Task description =
Where does the string "Ctrl" appear in the records? Copy every line that contains it.
· · · ·
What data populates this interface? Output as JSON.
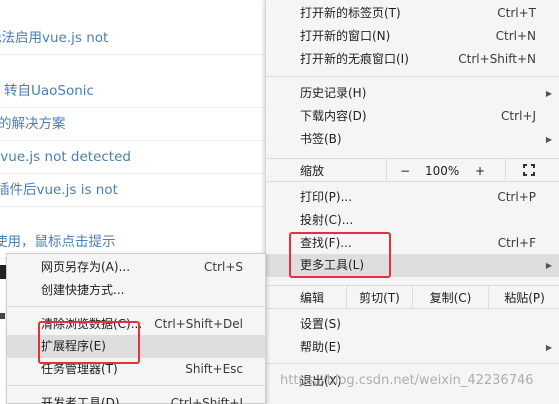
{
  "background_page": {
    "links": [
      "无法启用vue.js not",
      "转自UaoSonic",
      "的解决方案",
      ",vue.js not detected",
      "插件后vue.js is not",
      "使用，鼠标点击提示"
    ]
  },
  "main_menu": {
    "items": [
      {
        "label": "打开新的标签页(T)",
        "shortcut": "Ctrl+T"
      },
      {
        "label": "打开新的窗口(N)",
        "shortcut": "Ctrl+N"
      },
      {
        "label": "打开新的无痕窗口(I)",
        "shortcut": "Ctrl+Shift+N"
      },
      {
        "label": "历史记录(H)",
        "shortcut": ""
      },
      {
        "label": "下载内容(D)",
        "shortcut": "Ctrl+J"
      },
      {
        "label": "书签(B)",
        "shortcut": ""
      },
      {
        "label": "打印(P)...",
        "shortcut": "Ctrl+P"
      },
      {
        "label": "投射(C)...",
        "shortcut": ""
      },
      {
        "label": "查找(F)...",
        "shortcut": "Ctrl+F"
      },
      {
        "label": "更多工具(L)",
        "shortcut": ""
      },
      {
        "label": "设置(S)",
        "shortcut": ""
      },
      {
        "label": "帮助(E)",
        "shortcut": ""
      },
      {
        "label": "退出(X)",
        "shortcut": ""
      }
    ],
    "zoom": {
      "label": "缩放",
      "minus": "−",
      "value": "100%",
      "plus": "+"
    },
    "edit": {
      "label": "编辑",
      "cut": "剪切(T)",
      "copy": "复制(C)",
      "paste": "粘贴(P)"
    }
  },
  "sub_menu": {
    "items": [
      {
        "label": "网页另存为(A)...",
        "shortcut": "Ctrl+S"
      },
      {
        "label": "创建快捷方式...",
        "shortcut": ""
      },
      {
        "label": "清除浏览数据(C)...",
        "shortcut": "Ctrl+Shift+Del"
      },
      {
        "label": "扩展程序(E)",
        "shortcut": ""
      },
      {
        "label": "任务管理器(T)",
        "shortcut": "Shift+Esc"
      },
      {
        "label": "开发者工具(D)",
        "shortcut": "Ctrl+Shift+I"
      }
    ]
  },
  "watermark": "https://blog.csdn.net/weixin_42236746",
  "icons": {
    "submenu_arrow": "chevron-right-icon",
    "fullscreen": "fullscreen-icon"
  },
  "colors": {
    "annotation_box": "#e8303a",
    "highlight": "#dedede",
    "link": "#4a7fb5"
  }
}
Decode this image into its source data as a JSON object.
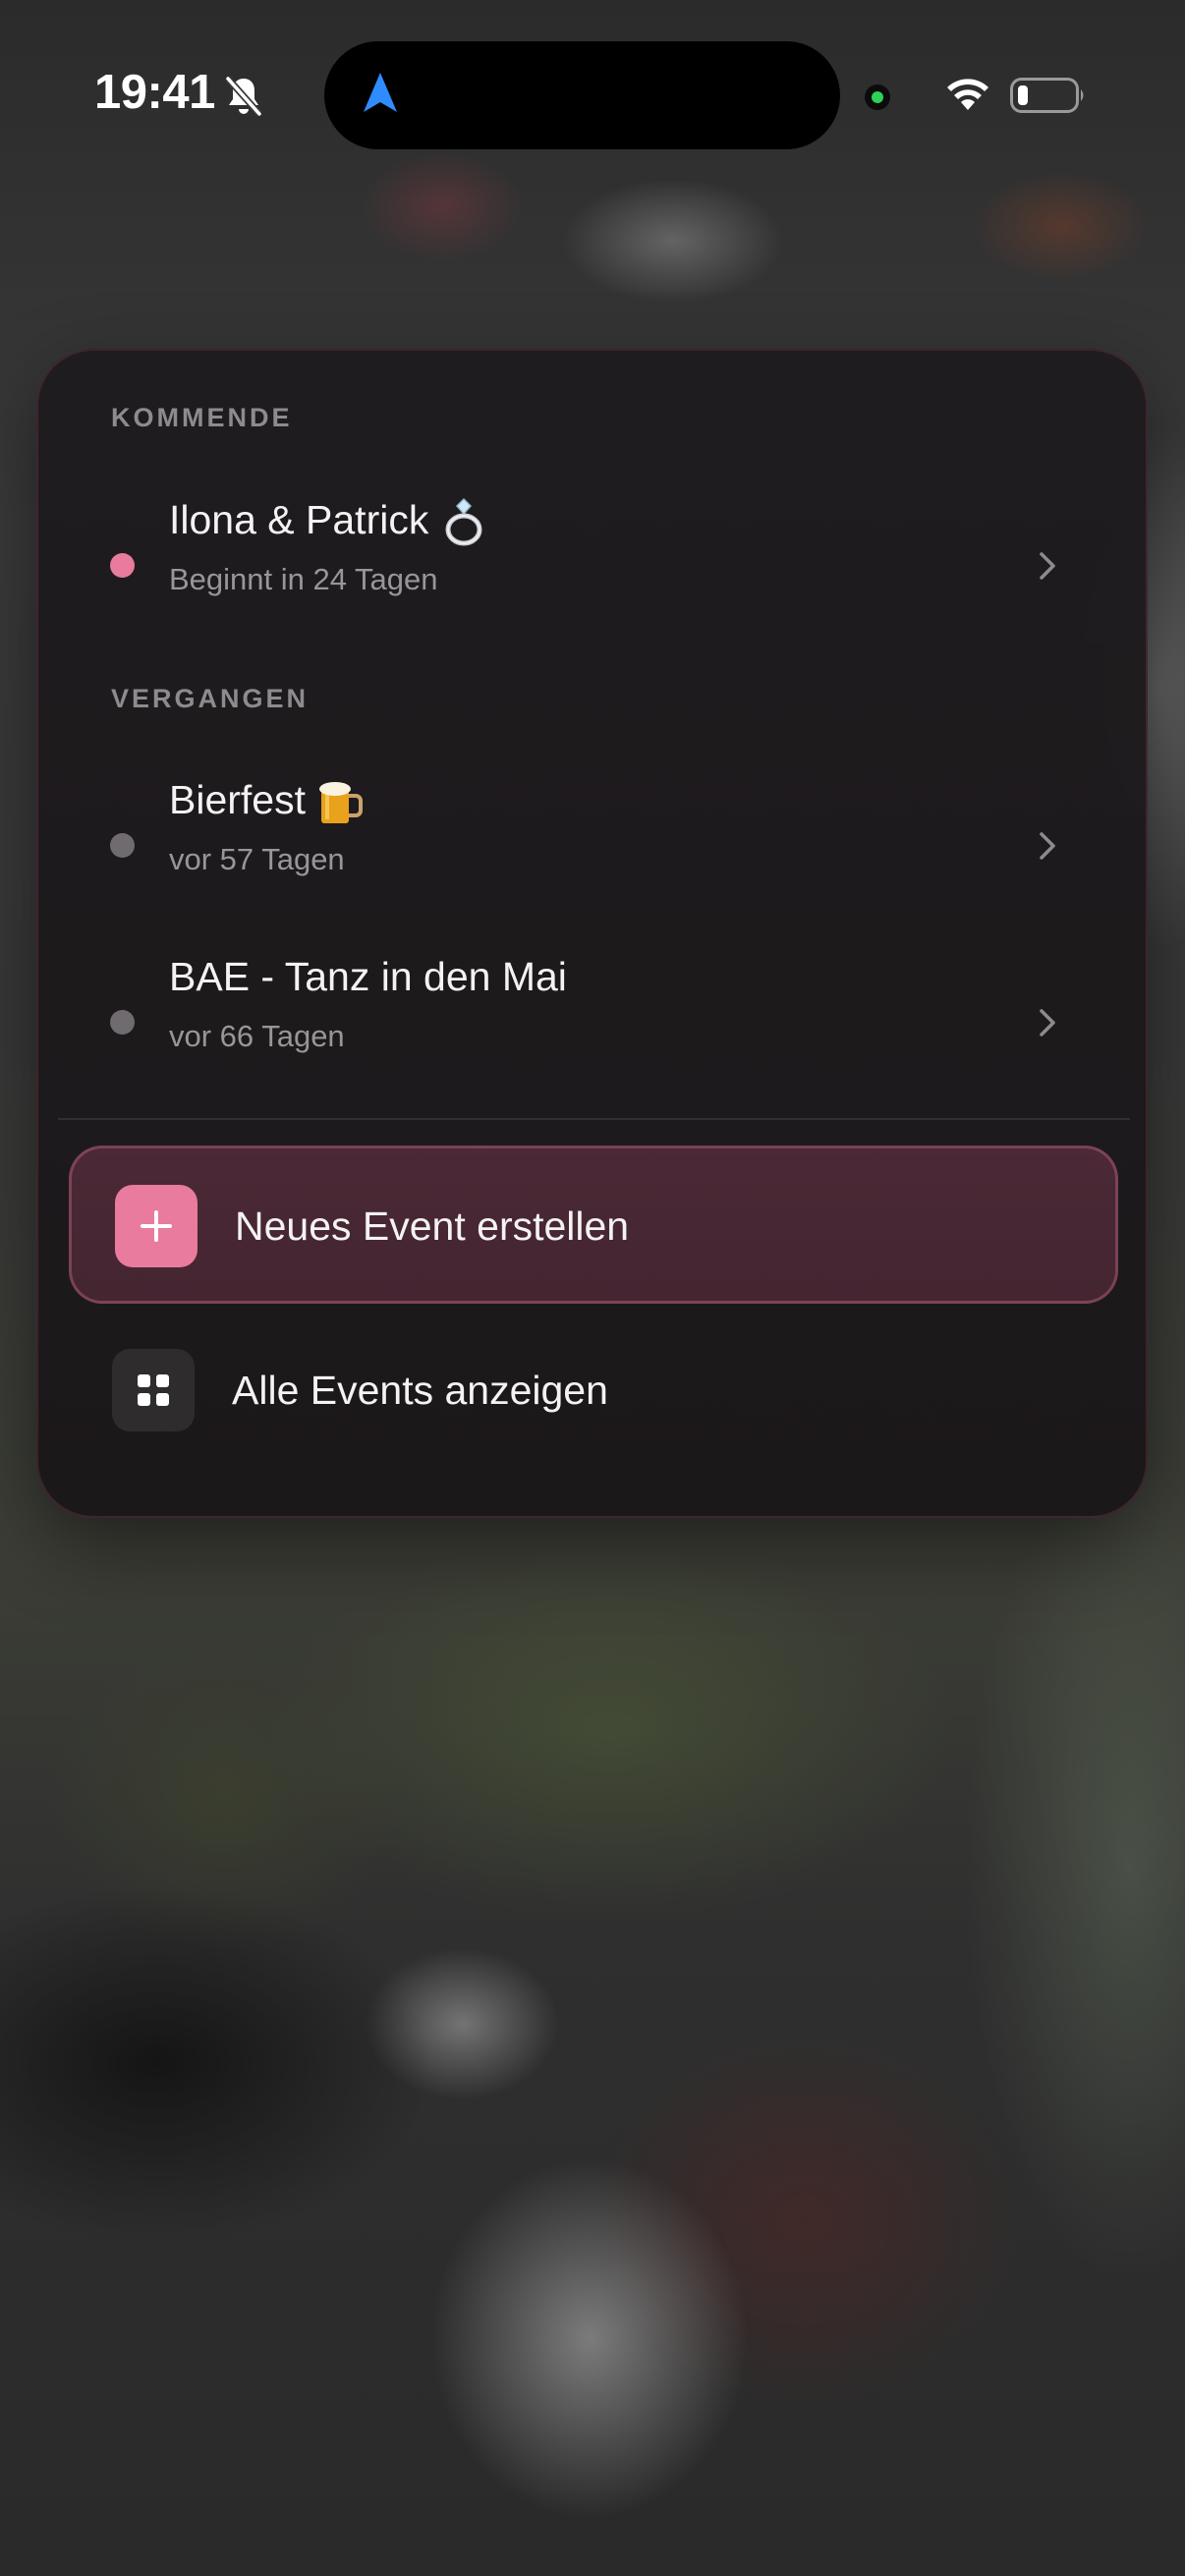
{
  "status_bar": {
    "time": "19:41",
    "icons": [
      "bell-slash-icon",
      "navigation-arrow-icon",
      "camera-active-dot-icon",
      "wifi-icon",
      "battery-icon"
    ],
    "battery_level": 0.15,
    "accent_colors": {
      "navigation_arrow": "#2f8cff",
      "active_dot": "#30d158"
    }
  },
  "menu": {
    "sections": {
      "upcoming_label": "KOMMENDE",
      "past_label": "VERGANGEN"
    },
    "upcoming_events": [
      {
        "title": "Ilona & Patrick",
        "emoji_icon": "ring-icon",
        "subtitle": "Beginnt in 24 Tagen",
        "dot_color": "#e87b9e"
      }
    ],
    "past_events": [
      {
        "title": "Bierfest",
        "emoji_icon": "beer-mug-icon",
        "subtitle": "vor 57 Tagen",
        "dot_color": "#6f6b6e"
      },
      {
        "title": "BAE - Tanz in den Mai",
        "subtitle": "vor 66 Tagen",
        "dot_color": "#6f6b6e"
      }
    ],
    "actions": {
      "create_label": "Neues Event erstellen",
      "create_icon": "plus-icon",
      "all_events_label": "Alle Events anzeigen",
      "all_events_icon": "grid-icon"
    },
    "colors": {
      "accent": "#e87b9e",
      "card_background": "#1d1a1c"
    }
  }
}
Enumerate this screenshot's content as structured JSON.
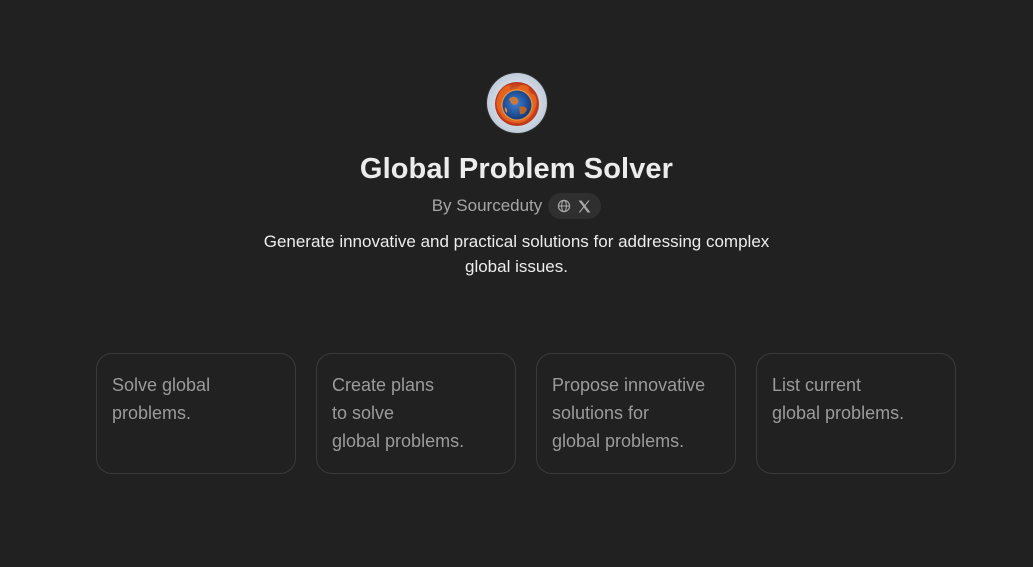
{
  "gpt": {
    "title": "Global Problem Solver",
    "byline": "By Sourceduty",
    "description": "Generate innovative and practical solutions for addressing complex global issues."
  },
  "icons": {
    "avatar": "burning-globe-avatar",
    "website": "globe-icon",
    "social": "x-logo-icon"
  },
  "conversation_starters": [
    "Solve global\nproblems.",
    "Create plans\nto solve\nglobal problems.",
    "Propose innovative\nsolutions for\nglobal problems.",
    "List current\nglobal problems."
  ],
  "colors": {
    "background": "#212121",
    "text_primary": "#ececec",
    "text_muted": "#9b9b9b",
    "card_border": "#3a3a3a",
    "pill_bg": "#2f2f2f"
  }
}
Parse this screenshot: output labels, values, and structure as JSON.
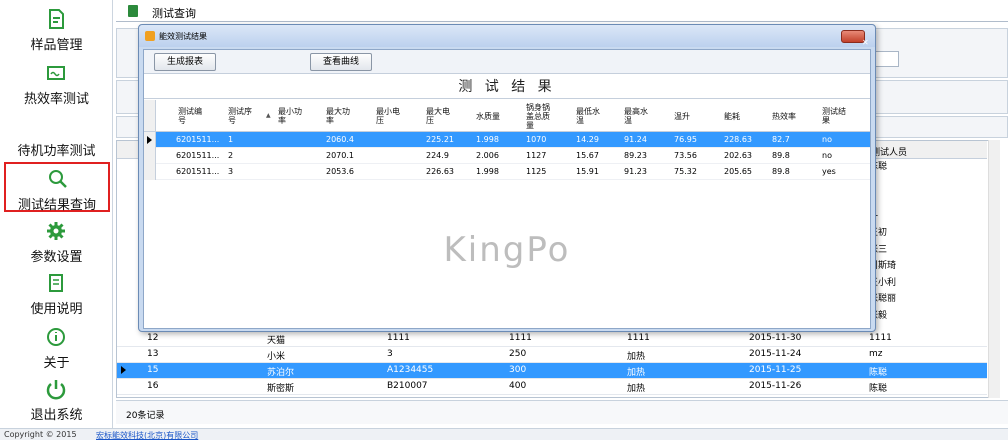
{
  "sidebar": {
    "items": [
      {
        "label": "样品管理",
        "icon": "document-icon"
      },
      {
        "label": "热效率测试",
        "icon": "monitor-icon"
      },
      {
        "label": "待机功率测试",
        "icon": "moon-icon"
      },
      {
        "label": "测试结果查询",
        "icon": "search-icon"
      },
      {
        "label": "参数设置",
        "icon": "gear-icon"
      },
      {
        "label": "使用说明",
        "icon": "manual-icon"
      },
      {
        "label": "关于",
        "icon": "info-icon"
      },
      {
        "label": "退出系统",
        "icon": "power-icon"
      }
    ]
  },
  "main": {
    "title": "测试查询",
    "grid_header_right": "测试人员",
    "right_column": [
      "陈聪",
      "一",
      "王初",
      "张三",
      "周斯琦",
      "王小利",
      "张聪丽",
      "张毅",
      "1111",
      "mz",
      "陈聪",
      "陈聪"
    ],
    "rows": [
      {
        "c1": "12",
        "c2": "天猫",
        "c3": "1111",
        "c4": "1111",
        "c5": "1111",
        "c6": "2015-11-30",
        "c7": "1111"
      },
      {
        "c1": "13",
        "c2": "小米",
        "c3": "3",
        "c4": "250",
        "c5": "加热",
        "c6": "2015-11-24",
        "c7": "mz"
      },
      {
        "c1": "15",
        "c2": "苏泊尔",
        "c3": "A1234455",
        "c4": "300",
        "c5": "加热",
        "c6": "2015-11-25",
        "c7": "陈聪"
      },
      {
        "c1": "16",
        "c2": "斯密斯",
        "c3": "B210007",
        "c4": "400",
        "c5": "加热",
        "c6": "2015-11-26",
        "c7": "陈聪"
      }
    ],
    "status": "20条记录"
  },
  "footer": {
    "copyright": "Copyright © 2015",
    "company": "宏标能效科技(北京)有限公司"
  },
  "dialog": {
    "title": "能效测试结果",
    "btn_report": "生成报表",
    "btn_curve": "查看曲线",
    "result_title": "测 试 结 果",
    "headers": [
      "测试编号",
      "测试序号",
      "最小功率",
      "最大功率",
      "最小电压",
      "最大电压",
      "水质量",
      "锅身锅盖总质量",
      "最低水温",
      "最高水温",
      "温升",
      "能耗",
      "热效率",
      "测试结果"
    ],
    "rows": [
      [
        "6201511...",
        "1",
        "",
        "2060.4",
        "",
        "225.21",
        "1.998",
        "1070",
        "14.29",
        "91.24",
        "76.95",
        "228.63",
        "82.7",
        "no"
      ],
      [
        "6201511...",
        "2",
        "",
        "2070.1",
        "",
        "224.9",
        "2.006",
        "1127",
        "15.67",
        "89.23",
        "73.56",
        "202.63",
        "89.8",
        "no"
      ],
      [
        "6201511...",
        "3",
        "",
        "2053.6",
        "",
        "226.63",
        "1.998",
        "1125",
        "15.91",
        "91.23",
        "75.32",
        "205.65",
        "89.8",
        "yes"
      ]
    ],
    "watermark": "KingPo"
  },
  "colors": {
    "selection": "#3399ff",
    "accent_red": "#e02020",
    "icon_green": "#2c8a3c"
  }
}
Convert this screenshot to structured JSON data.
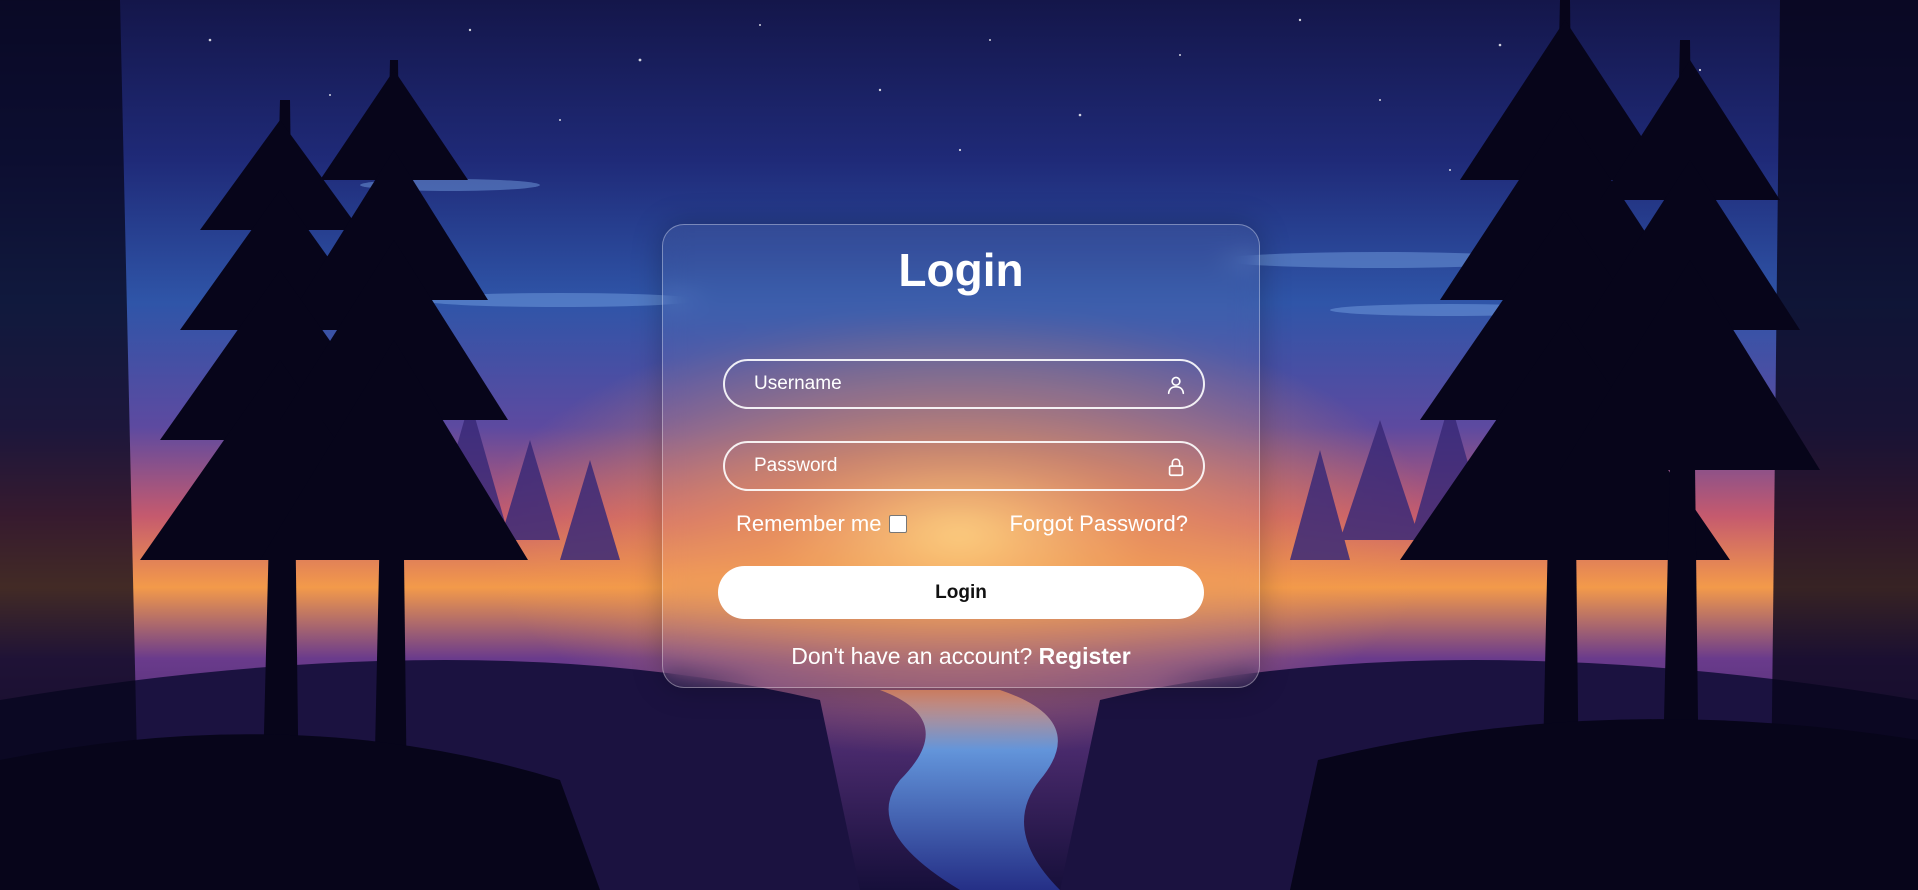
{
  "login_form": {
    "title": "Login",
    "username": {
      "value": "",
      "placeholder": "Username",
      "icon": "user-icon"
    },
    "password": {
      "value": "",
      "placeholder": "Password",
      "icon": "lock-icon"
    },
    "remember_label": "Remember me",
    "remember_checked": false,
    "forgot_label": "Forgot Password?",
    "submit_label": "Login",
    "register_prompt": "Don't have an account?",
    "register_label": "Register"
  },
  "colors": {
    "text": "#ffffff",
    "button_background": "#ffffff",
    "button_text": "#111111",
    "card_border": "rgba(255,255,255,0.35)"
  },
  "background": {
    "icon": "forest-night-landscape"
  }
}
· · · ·
Answer for the task =
        "shortcut": "Ctrl+T"
        "shortcut": "Ctrl+N"
        "shortcut": "Ctrl+Shift+N"
        "shortcut": "Ctrl+J"
        "shortcut": "Ctrl+P"
        "shortcut": "Ctrl+F"
        "shortcut": "Ctrl+S"
        "shortcut": "Ctrl+Shift+Del"
        "shortcut": "Ctrl+Shift+I"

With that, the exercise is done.